Rust has been all the hype for some years now in the compiled space. As a new revision of this book is about to get out, I managed to get my hand on the first revision to see how I could learn Rust with it.
Rust has started with very specific ideas in mind, compared to a language like C or C++. Safety is a problem that we all face. We don’t want to the program to crash and we don’t want to have cracks in which malware can get inside and steal data or crash the app. Rust tries to address some of these concerns, and as more and more people are using it for performance and sensitive applications (finance, even the Linux kernel maybe!), the language starts being quite mature.
As is usual with O’Reilly (if I’m not mistaken), the first relevant chapter is a quick tutorial with a few code example. First installing Rust (although I didn’t use dustup at all, just home-brew, although it may have been a mistake considering the fact that dustup seems to be used a lot in the Rust ecosystem), then showing up unit tests in Rust, all that to forget anywhere after that UT example. Still, very good to have UT presented from the start and it’s also a fundamental difference with the most of the other languages: testing is one of the core aspects of Rust.
We then move to basic types example, especially with arrays, vectors and strings. These last types are actually more complex that in most of other languages, especially since Rust doesn’t convert and is a very strictly typed language, and the book will add more layers on these types as concepts are presented. This is very nice as presenting all the concepts in one go would be overwhelming. We then move to the central ownership concepts, and with it the move semantic (which is very odd coming from a C++ guy where move semantics appeared years after he started learning the language).
Building on top, we have references, and that’s where the headache starts with Rust. It’s very nicely explained with all the different options that you can get, although it’s not nearly enough for me to be able to design a fully fledged app. But it’s normal, it’s only chapter 5! The concept of lifetime also adds complexity, but usually it seems that we don’t have to explicitly state lifetimes, so I guess it’s OK.
After the core foundation of Rust, we move to the different expressions in the language. To be fair, after that, you have all the tools to start writing in Rust. Definitely not good Rust but you have the basic building blocs. The rest of the book will go on with presenting the good practices and the tools in Rust to write good code, starting with error handling and modules.
Another odd aspect of Rust (to me, a guy used to traditional object oriented hierarchies) is how structs are handled and how you “inherit” functionality. It’s going to take time for me to understand this concept, but as with everything, practice should make it easy to understand it. We have after that enums and patterns, which I relate a lot to C++ variants, but better integrated in the language and as such far more usable.
The next few chapter go deeper in the object implementation of things with traits, operator overloading (which is done through traits) and huge list of useful traits. From there, we go to closures which are used in lots of places and are as versatile as in other languages that offer such concepts.
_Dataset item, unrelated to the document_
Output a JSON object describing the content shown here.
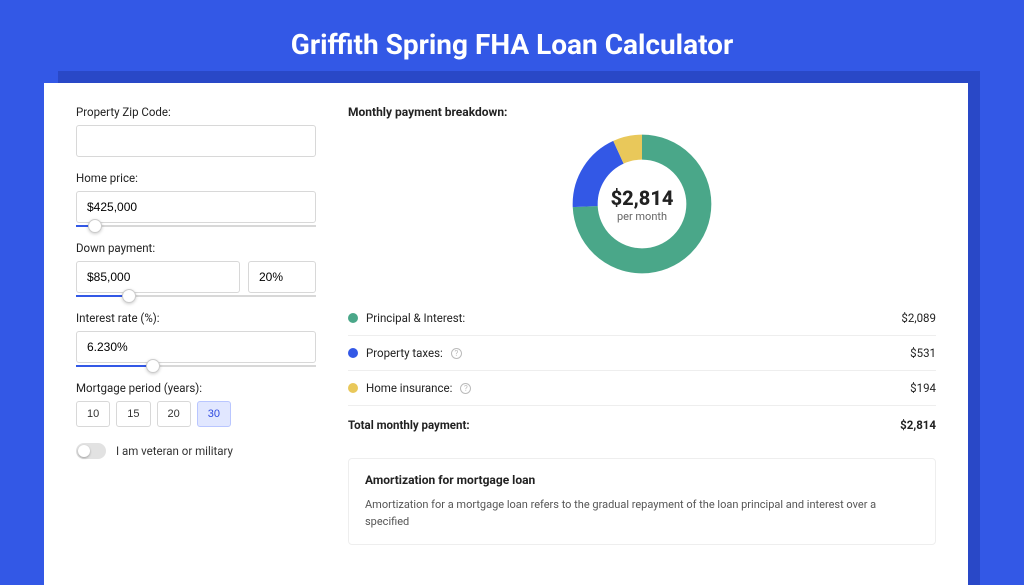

Before we go into containers, there is a description of iterators and I suppose the functional aspect of Rust. It’s not as well developed as the previous concepts, but just like for collections/containers, I did go through the chapter very quickly, and for someone who knows a little bit about these concepts, their Rust implementation is quite obvious to use properly.
Before tackling the crucial problem of concurrency in Rust (because of ownership and lifetime!), there are a couple of chapters now on strings and their variations, up to regex, and then input/output. They are pretty much standard, contrary to the concurrency chapter. There, we start with a simple fork/join pattern, but even with such a simple pattern, lifetimes can be messy! We get then additional tools with communication channels and finally the traditional mutexes. I was thinking maybe Rust didn’t have them, but even the references concepts are not enough to remove the usefulness of mutexes. The reason is actually simple: difficult to have a variable being read on one thread and written in another with just the normal ownership rules, as once the thread is started, you can’t have both reads and writes without mutexes.
We finish the book with macros that have actually accompanied us since the beginning (but I tend to avoid macros, so I have not really spent much time trying to figure Rust ones out) and then unsafe code. I liked the way unsafe code was tackled. The goal is obvious for the author: you can write unsafe code, but you should wrap it so that the unsafe code contract is enforced by your wrappers. I liked that approach a lot and it definitely makes lots of sense to keep Rust robustness.
For an introduction to Rust, this book does more than its job. It does assume that you know about algorithms and data structures before you dive in, but it’s fair to assume this considering the people targeted by Rust at the moment (people that know programming and that want to add a new skill).
Can’t wait to see the new edition.